I think I learned more about the banal cruelty of war from Danis Tanovic’s 2001 film No Man’s Land. Reviewed on Kinoeye, this film … never asks about the comparative merits of the nationalist claims of the different sides in the Bosnian war… The first half of the film has three enemy soldiers trapped in a trench between the front lines, in various degrees of misery, both scared of and dependent on each other. The opportunities for black humour in this situation are obvious, and the film relishes them. This humour has little do to with exploration of character; rather, it works on the premise that people, especially young men, and including soldiers, are very much alike, making the battle lines drawn between them all the more absurd.
The second half of the film is a critique of the role of the UN and the media. Deeply cynical, it questions whether neutrality is possible or desirable. As Wikipedia says, UNPROFOR’s mission in Bosnia was to guard the humanitarian aid convoys, to remain neutral and act as a mere bystander. No Man’s Land shows that at times this can sometimes be patently absurd and is an affront to our ideas about the UN’s humanitarian role, but the film-maker has chosen not to acknowledge that countries in conflict insist on strict conditions for any external force intervening in their affairs. Still, it’s a very good film.
For me, the biggest problem with King of Tuzla is its disconnectedness. It’s as if the author has needed to get things off his chest and has insisted on including a jumble of characters and incidents that seem to have little bearing on the narrative. There are snippets of information that seem irrelevant or strange: why, for example, was it impressed upon Tijmen that he should not shake hands with the elderly members of the Officer Selection Board? (p82) I couldn’t make much sense of the book, except to recognise that this type of military activity is necessarily confused and confusing, and that one way or another it exerts a human toll on all the participants.
But we knew that already, didn’t we? From All Quiet on the Western Front to Fly Away Peter to any number of reflective works about the horrors of war, we know that young men go off to war in search of adventure and excitement and come back disillusioned. We know also that war impacts on the sense of identity because these experiences take place when soldiers are still so young. Those books are worth reading as works of enlightenment as well as works of literature, but I don’t think King of Tuzla succeeds as either. But don’t take my word for it: Stu Allen really liked it and rated it five stars, and Sue at Whispering Gums feels that it has its merits..
For anyone interested in the history of the former Yugoslavia, I recommend Brian Hall’s The Impossible Country.
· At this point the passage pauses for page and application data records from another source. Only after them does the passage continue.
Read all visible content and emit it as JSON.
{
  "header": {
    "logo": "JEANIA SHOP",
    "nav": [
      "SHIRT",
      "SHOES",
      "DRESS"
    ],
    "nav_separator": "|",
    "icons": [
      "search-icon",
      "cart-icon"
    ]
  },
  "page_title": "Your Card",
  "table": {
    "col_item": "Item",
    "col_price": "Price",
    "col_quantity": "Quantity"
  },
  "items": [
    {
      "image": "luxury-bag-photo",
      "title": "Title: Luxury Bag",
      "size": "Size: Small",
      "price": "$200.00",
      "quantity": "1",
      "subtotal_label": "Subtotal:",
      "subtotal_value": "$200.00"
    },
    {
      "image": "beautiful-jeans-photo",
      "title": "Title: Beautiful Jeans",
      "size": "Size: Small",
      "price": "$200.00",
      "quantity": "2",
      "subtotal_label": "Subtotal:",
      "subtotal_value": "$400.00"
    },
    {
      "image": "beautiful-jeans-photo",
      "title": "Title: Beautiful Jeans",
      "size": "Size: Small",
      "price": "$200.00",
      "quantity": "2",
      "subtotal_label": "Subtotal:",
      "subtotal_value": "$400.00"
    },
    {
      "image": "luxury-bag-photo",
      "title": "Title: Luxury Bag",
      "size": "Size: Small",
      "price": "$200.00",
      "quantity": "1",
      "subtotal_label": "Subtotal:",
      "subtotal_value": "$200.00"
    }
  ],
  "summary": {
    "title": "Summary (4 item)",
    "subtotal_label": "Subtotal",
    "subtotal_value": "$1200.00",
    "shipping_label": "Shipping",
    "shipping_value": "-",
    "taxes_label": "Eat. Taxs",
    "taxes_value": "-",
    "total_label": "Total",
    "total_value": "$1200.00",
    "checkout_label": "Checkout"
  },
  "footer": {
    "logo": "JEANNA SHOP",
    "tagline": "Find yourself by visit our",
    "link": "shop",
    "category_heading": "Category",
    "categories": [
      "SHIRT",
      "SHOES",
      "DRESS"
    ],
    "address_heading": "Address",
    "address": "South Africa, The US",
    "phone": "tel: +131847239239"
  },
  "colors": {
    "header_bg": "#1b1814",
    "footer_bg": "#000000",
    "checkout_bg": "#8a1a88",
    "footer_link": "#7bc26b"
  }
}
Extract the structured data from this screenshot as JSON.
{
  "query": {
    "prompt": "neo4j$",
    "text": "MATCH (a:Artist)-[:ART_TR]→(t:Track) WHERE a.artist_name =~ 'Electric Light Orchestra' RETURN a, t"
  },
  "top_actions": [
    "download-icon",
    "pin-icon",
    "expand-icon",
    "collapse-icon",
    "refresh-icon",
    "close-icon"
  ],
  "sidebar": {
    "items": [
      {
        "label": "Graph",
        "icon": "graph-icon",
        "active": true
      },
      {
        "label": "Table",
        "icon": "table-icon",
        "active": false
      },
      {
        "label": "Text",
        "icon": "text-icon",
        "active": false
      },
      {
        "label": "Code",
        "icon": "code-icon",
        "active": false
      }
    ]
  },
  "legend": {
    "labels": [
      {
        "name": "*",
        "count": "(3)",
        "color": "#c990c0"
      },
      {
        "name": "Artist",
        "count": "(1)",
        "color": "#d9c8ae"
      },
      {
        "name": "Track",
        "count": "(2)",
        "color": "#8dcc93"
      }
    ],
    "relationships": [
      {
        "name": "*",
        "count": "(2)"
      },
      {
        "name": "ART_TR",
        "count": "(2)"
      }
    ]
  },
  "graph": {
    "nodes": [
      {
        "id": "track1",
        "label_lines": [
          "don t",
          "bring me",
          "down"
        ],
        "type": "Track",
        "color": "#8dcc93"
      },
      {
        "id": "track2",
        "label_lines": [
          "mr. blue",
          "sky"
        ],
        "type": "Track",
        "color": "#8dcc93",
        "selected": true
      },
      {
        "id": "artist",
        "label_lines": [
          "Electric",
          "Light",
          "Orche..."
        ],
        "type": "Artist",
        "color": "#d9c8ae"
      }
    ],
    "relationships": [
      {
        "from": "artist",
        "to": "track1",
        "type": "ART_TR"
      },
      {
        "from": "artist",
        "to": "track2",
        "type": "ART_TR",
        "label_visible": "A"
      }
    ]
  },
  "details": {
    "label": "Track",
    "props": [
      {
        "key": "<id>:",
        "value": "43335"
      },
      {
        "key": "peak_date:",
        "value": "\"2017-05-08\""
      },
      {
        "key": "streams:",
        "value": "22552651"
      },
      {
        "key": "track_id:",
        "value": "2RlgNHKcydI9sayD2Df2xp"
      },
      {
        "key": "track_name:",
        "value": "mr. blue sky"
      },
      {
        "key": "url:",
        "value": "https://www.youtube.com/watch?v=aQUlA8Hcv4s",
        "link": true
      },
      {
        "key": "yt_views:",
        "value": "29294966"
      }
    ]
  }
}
This superb book is an account of the author’s travels through Yugoslavia just before and as it broke up, and is a poignant portrait of how ethnic groups who lived in harmony together for many years erupted into hatred and violence that shocked the world. (See an excellent review by D R Godine at Google Books.)
For a harrowing but illuminating perspective on the impact of this war on civilians, Music for the Third Ear by Susan Schwartz Senstad is also well worth reading, if you can find a copy.
Title: King of Tuzla
Translator: Paul Vincent
Publisher: Holland Park Press, 2010